WHAT IS BEING ASKED →
Using the records below, report how many lines hold "true", with no extra text.

Page and application data records →
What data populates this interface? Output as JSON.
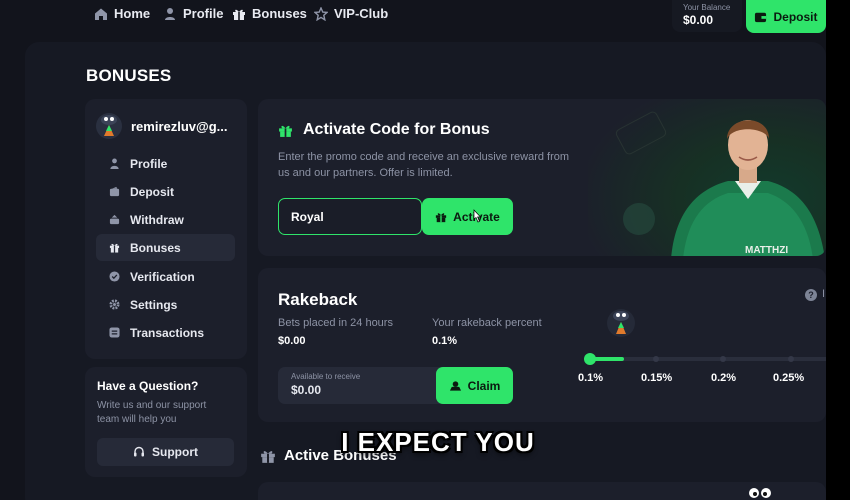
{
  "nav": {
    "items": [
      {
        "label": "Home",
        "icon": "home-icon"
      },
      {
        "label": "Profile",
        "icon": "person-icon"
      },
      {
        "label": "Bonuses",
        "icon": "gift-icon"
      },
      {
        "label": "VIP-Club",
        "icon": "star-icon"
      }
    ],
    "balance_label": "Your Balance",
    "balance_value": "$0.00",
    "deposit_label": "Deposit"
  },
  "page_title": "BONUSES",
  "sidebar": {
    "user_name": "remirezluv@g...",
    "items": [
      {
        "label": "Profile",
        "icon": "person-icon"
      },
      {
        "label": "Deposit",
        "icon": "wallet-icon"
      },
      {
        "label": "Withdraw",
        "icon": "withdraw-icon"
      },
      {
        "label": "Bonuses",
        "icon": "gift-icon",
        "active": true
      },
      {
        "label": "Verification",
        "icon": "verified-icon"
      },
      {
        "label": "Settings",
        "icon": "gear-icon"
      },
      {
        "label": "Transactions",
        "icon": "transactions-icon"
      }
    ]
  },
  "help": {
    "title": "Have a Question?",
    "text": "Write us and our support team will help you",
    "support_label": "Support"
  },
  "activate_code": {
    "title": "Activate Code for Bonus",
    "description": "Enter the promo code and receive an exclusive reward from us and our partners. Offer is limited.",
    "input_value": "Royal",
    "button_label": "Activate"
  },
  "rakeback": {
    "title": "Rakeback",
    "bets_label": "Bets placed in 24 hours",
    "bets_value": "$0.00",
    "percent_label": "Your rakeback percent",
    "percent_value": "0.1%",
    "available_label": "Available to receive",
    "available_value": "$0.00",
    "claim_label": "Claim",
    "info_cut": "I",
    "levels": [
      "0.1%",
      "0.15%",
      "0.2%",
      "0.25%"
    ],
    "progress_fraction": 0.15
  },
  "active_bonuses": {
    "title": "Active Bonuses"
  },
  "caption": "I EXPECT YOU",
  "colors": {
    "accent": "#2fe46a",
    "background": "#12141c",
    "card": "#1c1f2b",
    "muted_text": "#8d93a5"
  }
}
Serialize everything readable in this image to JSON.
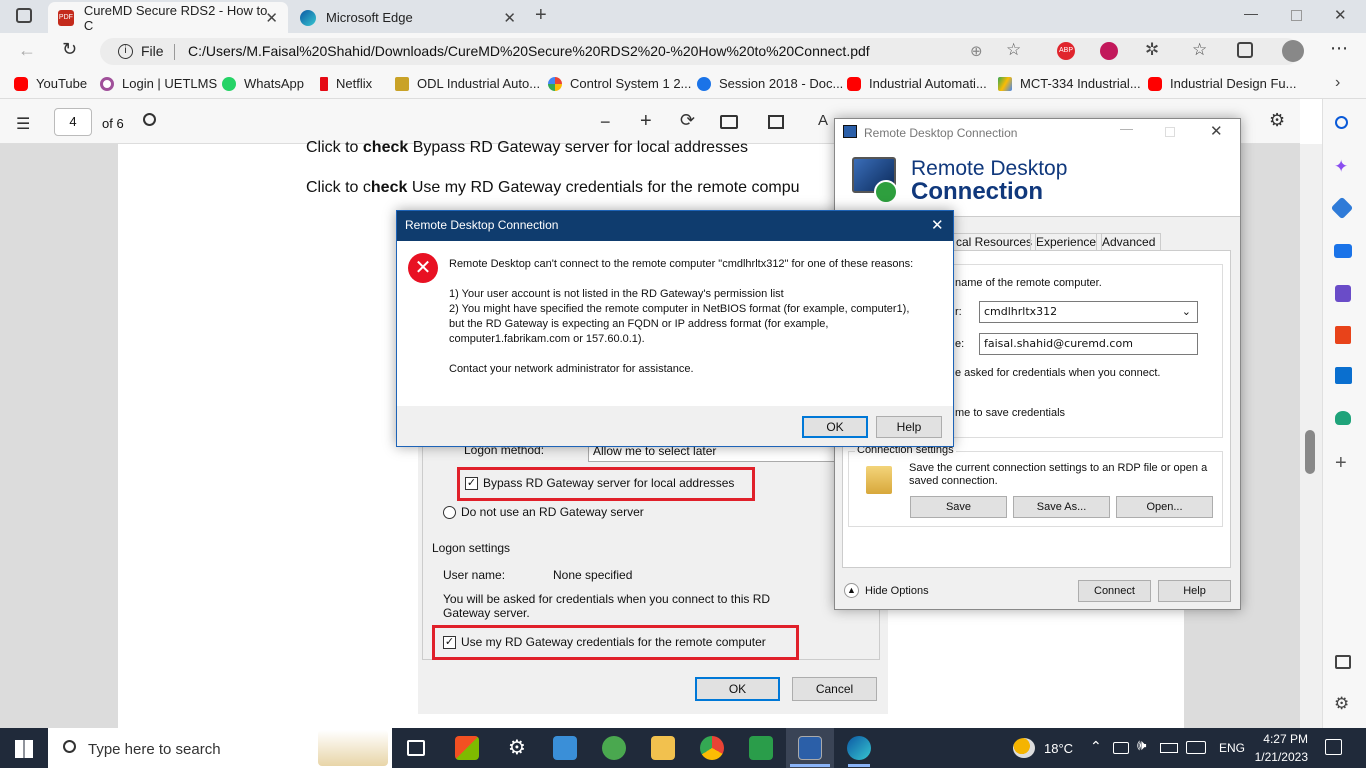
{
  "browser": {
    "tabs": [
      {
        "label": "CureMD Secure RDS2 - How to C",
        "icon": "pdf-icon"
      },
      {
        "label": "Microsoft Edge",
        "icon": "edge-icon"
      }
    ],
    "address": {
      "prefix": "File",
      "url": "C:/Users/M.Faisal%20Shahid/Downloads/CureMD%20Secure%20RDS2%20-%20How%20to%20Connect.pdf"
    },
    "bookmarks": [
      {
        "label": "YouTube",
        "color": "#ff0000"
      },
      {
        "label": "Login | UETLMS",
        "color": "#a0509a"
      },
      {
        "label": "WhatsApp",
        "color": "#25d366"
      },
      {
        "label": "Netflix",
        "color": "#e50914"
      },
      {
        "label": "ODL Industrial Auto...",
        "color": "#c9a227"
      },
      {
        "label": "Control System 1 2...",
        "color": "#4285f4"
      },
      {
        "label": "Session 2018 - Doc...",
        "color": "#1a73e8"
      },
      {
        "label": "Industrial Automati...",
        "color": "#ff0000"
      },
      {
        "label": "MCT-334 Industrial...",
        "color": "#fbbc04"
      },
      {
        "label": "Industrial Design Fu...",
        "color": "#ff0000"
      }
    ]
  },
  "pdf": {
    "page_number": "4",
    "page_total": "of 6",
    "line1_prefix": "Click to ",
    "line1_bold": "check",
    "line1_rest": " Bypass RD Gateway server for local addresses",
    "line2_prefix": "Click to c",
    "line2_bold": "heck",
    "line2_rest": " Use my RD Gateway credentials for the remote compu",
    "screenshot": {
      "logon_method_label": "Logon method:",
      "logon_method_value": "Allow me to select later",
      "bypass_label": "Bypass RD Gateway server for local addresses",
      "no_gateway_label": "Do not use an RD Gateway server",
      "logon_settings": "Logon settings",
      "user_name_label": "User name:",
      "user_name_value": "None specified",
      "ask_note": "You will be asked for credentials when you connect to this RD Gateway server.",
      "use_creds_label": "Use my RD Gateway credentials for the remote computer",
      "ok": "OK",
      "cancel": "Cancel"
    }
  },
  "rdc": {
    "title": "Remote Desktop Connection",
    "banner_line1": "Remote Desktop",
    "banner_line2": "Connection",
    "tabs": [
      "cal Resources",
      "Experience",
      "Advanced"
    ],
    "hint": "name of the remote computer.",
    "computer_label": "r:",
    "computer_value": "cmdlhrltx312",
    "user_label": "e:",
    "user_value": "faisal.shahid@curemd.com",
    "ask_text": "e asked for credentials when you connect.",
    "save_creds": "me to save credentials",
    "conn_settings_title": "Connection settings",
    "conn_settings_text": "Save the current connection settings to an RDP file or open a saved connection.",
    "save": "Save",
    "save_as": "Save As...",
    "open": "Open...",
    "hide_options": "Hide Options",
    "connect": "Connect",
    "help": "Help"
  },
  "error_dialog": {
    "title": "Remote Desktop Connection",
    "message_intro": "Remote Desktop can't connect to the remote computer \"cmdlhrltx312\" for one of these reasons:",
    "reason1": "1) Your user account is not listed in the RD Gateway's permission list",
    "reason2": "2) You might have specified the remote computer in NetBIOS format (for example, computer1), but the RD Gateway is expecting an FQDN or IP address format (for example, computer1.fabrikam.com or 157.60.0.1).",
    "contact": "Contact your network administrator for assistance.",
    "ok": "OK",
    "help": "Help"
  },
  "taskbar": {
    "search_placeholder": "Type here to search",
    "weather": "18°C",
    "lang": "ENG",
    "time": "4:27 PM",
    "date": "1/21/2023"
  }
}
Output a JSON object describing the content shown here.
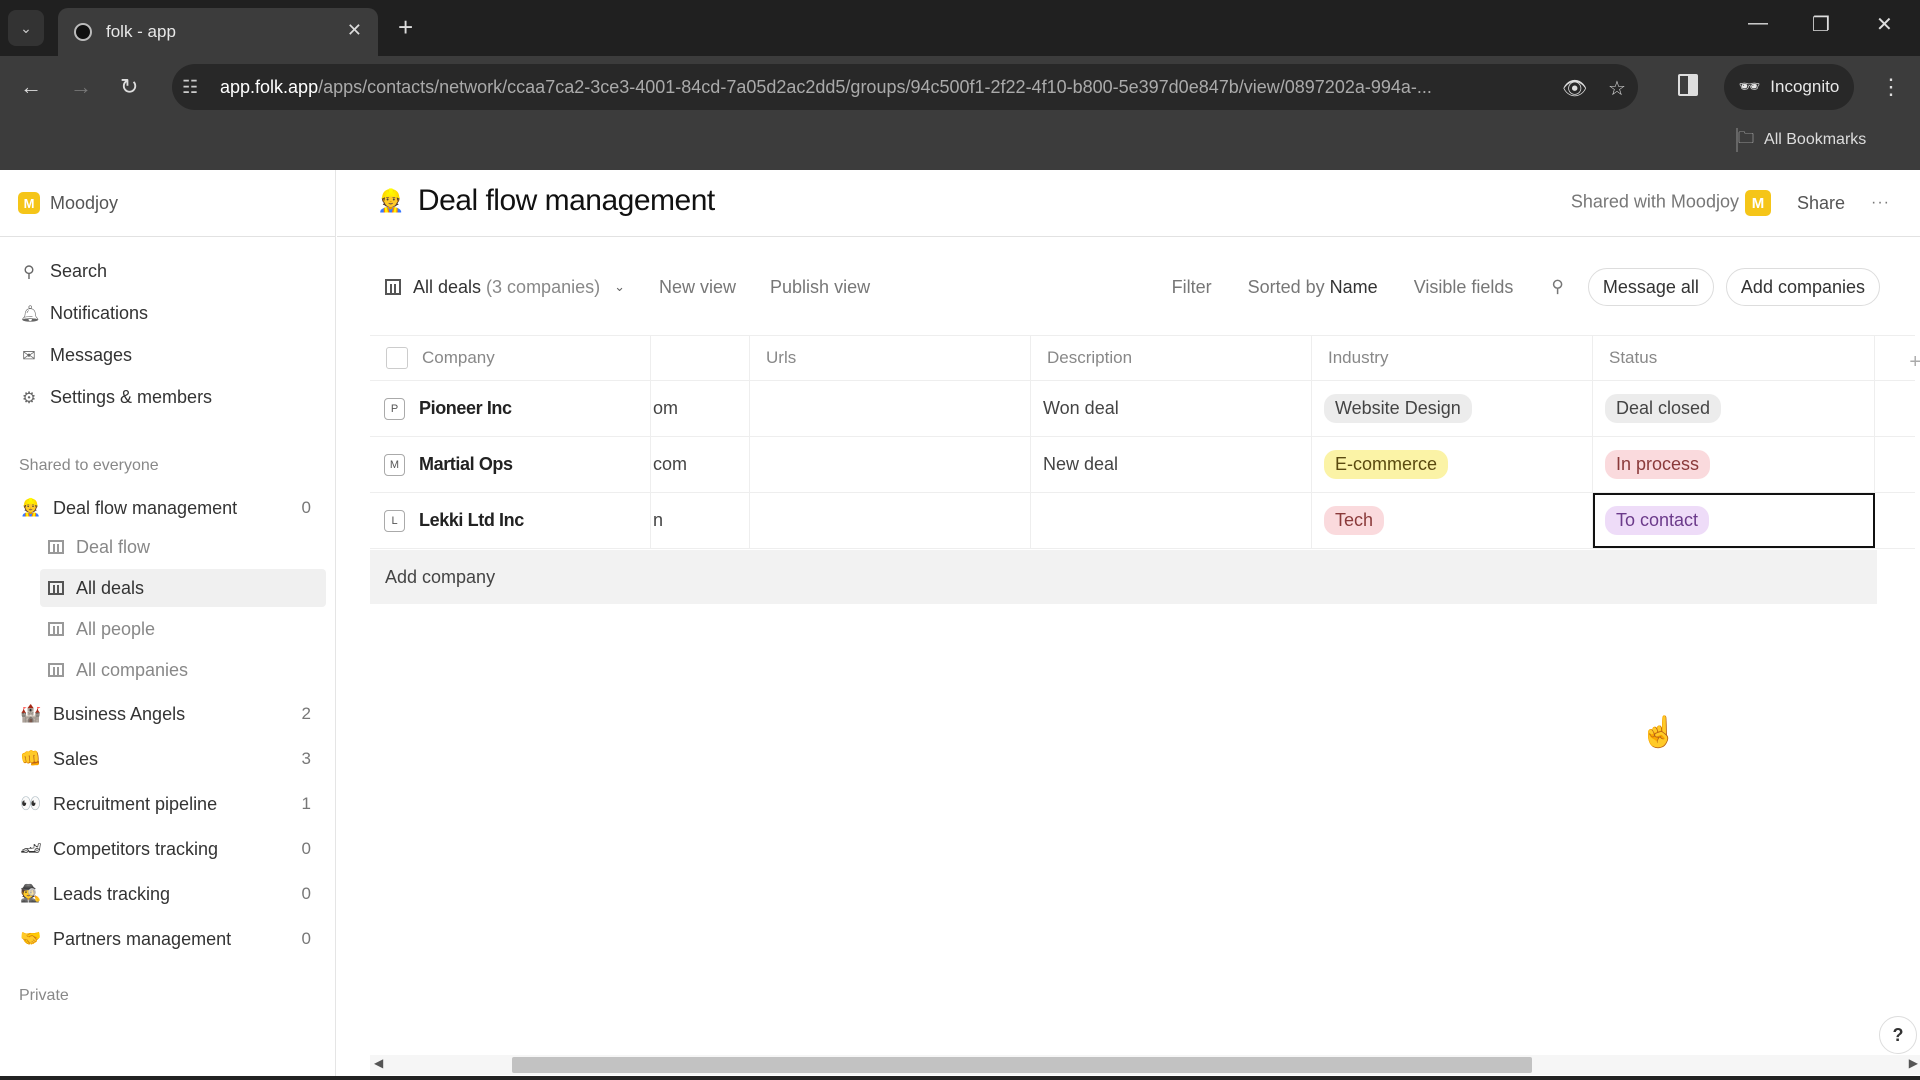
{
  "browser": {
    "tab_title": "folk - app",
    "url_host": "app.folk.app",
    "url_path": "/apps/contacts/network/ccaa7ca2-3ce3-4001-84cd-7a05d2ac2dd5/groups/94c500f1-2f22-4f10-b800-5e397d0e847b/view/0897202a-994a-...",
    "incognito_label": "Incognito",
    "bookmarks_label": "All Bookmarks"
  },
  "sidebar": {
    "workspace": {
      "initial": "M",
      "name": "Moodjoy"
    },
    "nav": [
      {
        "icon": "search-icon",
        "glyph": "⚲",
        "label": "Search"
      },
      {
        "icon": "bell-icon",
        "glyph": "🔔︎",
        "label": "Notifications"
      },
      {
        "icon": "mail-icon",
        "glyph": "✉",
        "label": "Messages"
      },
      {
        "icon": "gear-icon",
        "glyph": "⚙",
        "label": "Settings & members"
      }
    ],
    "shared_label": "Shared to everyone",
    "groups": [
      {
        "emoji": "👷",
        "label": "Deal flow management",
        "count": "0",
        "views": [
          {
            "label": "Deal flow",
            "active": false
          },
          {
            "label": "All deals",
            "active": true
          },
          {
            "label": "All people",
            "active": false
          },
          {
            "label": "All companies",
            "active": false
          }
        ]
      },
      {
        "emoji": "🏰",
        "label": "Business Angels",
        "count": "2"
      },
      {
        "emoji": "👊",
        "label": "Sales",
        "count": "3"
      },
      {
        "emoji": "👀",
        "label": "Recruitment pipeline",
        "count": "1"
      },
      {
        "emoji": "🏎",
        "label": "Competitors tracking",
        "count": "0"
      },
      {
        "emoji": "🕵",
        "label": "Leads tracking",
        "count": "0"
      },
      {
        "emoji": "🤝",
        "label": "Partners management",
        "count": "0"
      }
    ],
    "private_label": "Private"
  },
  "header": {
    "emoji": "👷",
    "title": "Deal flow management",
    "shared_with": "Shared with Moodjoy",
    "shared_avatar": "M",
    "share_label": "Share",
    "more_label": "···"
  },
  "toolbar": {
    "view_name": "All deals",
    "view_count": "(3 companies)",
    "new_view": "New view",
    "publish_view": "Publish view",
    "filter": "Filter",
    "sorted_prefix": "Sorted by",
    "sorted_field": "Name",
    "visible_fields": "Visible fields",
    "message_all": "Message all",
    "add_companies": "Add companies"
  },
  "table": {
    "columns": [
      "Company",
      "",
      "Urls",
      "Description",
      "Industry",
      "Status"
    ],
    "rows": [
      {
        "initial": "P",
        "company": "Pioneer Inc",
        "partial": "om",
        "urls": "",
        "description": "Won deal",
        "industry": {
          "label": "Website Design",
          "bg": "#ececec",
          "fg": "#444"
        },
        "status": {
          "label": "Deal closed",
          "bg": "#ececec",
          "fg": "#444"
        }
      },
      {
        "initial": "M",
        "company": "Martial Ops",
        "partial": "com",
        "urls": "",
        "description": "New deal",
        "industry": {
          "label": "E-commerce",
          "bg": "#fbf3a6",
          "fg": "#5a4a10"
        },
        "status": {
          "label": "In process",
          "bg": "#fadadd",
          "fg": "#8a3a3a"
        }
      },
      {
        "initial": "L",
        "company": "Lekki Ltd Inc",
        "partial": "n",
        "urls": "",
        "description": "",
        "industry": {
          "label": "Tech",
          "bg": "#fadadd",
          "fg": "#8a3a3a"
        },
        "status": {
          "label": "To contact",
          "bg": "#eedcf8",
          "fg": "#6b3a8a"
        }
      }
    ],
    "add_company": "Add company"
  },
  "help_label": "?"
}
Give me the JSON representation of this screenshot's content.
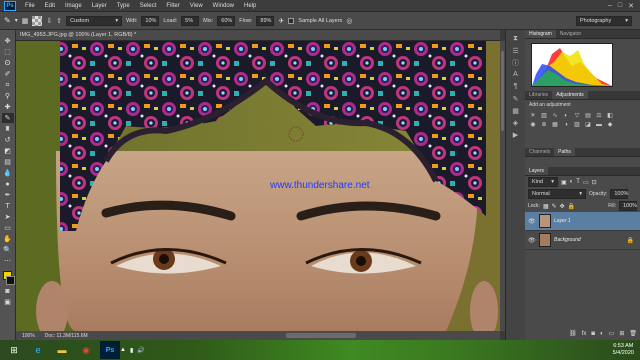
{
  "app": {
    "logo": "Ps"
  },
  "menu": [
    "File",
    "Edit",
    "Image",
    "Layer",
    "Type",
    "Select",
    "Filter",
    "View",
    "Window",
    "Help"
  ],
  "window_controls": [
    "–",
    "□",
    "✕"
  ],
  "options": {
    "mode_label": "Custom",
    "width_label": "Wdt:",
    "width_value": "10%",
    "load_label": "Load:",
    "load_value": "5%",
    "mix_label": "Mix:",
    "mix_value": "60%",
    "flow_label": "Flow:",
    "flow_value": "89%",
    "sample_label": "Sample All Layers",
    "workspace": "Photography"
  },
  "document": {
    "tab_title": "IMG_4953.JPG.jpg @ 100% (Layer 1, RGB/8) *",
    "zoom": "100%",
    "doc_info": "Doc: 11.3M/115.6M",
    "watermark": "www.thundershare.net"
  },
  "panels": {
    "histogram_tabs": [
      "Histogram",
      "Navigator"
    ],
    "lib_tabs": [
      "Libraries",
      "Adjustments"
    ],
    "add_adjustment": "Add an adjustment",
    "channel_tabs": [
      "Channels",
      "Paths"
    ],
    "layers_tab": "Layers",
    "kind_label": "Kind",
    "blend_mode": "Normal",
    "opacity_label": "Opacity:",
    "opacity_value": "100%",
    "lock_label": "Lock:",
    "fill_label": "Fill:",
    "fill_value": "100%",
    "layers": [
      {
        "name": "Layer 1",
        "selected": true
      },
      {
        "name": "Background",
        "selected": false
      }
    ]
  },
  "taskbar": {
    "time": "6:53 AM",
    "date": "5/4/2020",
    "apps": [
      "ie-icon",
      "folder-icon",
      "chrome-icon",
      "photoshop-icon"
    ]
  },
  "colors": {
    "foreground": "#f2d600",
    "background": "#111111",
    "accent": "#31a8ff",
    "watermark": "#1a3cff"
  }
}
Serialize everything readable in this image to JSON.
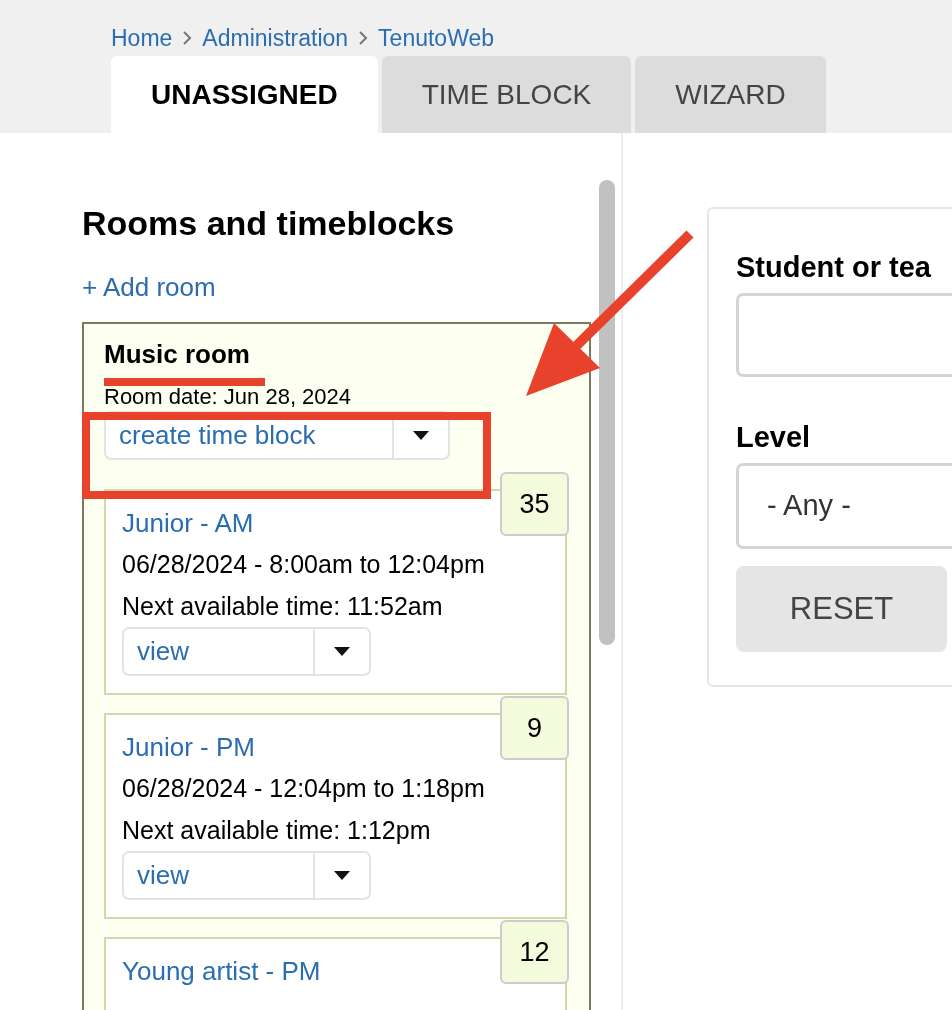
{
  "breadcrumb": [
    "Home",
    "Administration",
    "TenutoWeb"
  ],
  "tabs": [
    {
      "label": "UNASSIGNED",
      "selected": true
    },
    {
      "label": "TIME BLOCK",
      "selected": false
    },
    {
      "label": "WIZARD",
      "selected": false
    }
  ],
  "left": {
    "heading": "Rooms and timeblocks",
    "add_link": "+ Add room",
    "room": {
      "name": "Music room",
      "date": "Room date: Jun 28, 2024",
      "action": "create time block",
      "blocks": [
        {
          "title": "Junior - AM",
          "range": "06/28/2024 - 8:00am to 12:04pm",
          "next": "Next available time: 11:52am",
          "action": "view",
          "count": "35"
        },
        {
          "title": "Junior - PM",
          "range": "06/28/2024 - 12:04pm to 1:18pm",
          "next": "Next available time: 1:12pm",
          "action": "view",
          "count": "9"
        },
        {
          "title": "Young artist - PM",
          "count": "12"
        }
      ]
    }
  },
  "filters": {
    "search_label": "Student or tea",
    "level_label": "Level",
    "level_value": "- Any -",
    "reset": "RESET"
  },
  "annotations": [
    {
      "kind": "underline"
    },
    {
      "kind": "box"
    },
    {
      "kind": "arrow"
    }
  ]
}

COMPLETED EXERCISE →
4